Juvenile Myelomonocytic Leukemia
One morning, in November of 2006, Teagan (3.5 years old) woke up complaining that the bottoms of her feet were hurting. I took one look and I gasped. Both soles were lumpy, bruised and tender. I took her to the pediatrician, and to my surprise, the pediatrician didn’t seem too concerned at the bruising. She even went on to say that at this age kids are pretty active and that bumps and bruises are just part of this stage. I told her that I didn’t think that was the case with Teagan because she had been sick with a cold and her energy level had been pretty low. I will never forget what she said after “Well, it is not leukemia if that’s what you think”. I assure you that the word “Leukemia” never entered my mind. After a couple other questions and getting no where, I then insisted to figure out what it was. A very reluctant pediatrician finally gave me an order for a blood test. The next day my husband took Teagan for the blood test. It was the next morning, Saturday November 11th that we received a phone call from a very apologetic pediatrician. She said that Teagan showed an elevated white cell count and that we should immediately go to Stanford ER where they were expecting us. After that moment, life as we knew it was no longer the same.
After eight long hours in the ER, Teagan was admitted to Lucile Packard Children’s Hospital (LPCH), in Palo Alto, CA. She had a high white blood cell count, bruising, and an enlarged Spleen and Liver, all of which are typical signs of leukemia. But what kind? Ten days later, after countless blood tests, x-rays and a bone marrow biopsy Teagan was diagnosed with Juvenile Myelomonocytic Leukemia (JMML).
JMML is a virulent type of blood cancer that accounts for 1% of all childhood leukemia’s. The only treatment resulting in a cure for JMML is a Bone Marrow Transplant (BMT), with about a 50% survival rate. Risk of relapsing after a transplant is about 50%.

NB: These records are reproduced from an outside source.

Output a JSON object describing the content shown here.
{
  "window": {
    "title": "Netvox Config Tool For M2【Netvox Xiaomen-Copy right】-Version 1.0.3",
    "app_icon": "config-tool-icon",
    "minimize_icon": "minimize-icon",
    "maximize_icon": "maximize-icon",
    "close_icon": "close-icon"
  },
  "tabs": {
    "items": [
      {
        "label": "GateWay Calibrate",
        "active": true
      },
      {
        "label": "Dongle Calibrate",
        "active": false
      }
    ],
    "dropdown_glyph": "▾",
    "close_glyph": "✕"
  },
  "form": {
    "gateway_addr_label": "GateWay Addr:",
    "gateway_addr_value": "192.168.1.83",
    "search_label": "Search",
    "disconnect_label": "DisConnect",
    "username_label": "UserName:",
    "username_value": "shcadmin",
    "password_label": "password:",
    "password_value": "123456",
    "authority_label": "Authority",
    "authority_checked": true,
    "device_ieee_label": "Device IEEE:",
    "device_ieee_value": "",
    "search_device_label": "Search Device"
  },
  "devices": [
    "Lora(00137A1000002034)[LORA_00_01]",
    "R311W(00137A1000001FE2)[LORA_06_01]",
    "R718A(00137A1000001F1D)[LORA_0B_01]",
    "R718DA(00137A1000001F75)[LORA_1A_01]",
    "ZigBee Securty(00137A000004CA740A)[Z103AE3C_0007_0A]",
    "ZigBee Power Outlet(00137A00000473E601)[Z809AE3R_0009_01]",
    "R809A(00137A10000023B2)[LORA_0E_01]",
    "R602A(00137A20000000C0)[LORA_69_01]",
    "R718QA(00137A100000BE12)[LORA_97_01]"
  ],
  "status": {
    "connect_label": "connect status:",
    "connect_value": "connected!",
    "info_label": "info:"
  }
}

Teagan underwent a BMT at LPCH in May 2007 and endured many complications, two of them being life threatening, and spent a total of 7 months in the hospital. In November 2007, while still hospitalized, doctors informed us that her transplant had failed and the Leukemia was back. Teagan was also dealing with her liver and kidneys functioning at 50% of normal due to the preconditioning chemotherapy in preparation for her BMT, as well as stage II Graft vs. Host disease of her GI tract, a common complication following a BMT. At this point we had very few treatment options all of which she was not likely to survive. It was a difficult decision but we chose quality of life for Teagan vs. putting her through additional treatments that she was unlikely to pull through.

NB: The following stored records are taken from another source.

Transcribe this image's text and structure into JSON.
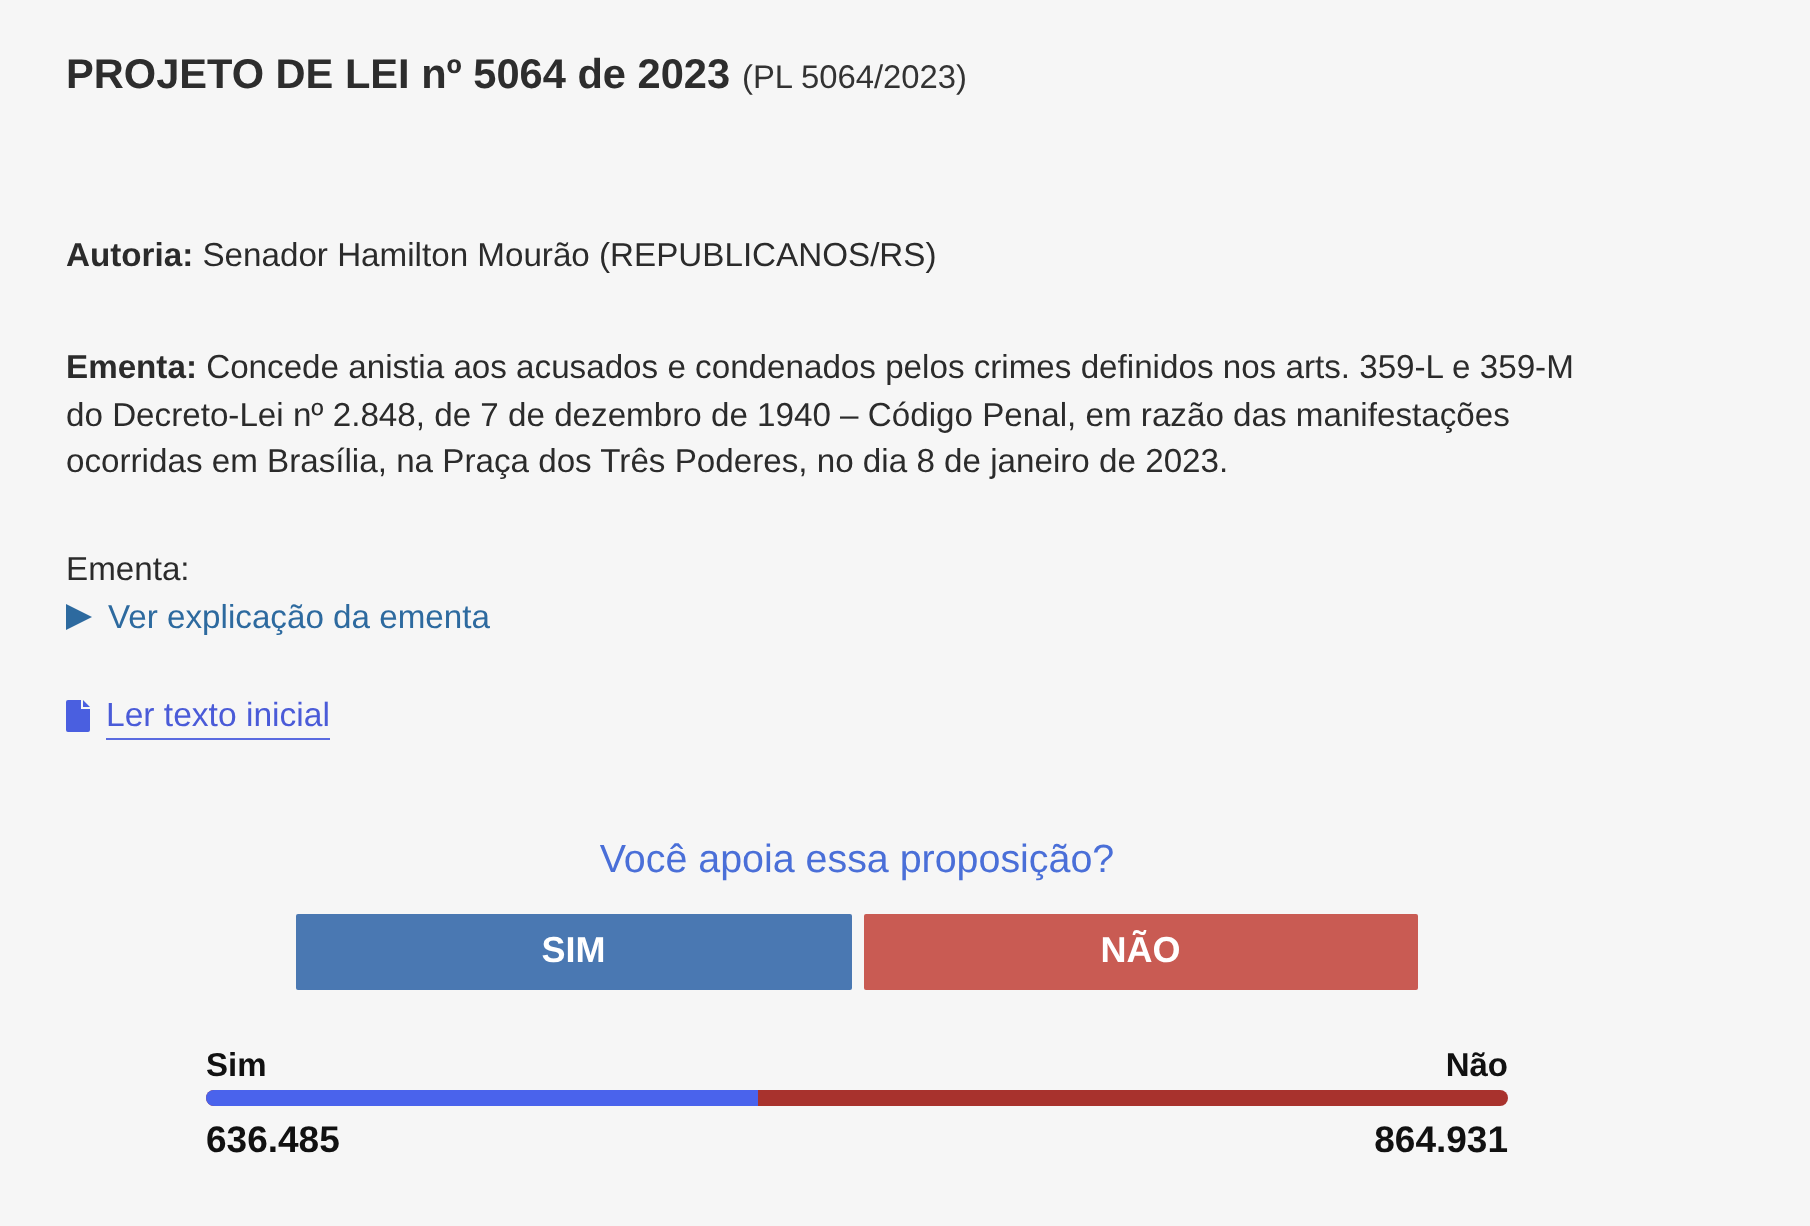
{
  "title": {
    "main": "PROJETO DE LEI nº 5064 de 2023",
    "code": "(PL 5064/2023)"
  },
  "authorship": "**Autoria:** Senador Hamilton Mourão (REPUBLICANOS/RS)",
  "summary": "**Ementa:** Concede anistia aos acusados e condenados pelos crimes definidos nos arts. 359-L e 359-M do Decreto-Lei nº 2.848, de 7 de dezembro de 1940 – Código Penal, em razão das manifestações ocorridas em Brasília, na Praça dos Três Poderes, no dia 8 de janeiro de 2023.",
  "explanation": {
    "label": "Ementa:",
    "toggle": "Ver explicação da ementa",
    "expanded": false
  },
  "initial_text_link": "Ler texto inicial",
  "poll": {
    "question": "Você apoia essa proposição?",
    "buttons": [
      {
        "label": "SIM",
        "kind": "yes"
      },
      {
        "label": "NÃO",
        "kind": "no"
      }
    ],
    "results": {
      "yes_label": "Sim",
      "no_label": "Não",
      "yes_count": "636.485",
      "no_count": "864.931",
      "level": 0.424
    }
  }
}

We were discharged in December of 2007 with arranged home nursing/hospice care and biweekly transfusion at LPCH. In March of 2008, her leukemic cells began to proliferate at an alarming rate and doctors told us that we would not have much more time with Teagan. She was then introduced to a new oral drug that amazingly dropped her leukemic cells within days and she remained stable for the rest of the Spring and early Summer. We began to see Teagan’s decline by the end of the Summer when her cells began to steadily climb once again, but unfortunately this time the drug that we introduced back in March was not making a difference.

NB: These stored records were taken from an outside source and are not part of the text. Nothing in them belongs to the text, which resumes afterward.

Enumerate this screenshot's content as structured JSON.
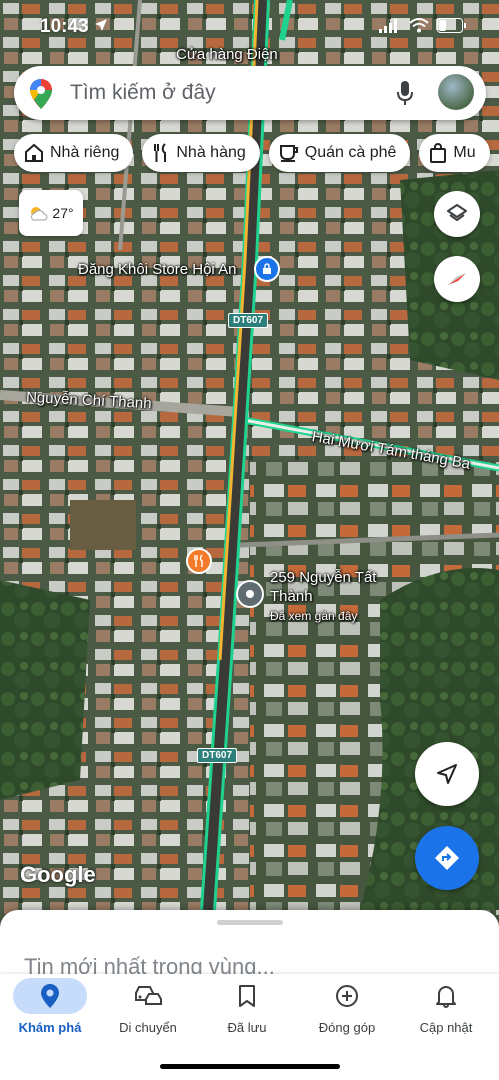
{
  "status_bar": {
    "time": "10:43"
  },
  "search": {
    "placeholder": "Tìm kiếm ở đây"
  },
  "chips": [
    {
      "label": "Nhà riêng",
      "icon": "home-icon"
    },
    {
      "label": "Nhà hàng",
      "icon": "restaurant-icon"
    },
    {
      "label": "Quán cà phê",
      "icon": "coffee-icon"
    },
    {
      "label": "Mu",
      "icon": "shopping-bag-icon"
    }
  ],
  "weather": {
    "temperature": "27°",
    "icon": "partly-cloudy-icon"
  },
  "map": {
    "labels": {
      "top_store": "Cửa hàng Điện",
      "store": "Đăng Khôi Store Hội An",
      "street_left": "Nguyễn Chí Thanh",
      "street_right": "Hai Mươi Tám tháng Ba",
      "pin_address": "259 Nguyễn Tất\nThành",
      "pin_sub": "Đã xem gần đây",
      "road_code_1": "DT607",
      "road_code_2": "DT607"
    },
    "brand": "Google",
    "colors": {
      "road": "#1fd38f",
      "center_line": "#f2b431",
      "accent": "#1a73e8"
    }
  },
  "sheet": {
    "title": "Tin mới nhất trong vùng..."
  },
  "nav": [
    {
      "label": "Khám phá",
      "icon": "explore-pin-icon",
      "active": true
    },
    {
      "label": "Di chuyển",
      "icon": "commute-icon",
      "active": false
    },
    {
      "label": "Đã lưu",
      "icon": "bookmark-icon",
      "active": false
    },
    {
      "label": "Đóng góp",
      "icon": "add-circle-icon",
      "active": false
    },
    {
      "label": "Cập nhật",
      "icon": "bell-icon",
      "active": false
    }
  ]
}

In the midst of all these changes in her body, Teagan reached a very important milestone, starting Kindergarten. Teagan had the wonderful opportunity to attend for two weeks, as it was all her little body could endure. Teagan passed away on the afternoon of September 19, 2008. She was and still is our inspiration for all that we do and feel in this world. A beautiful child that taught all she came into contact with to truly live and love. We love you and we miss you Teagan.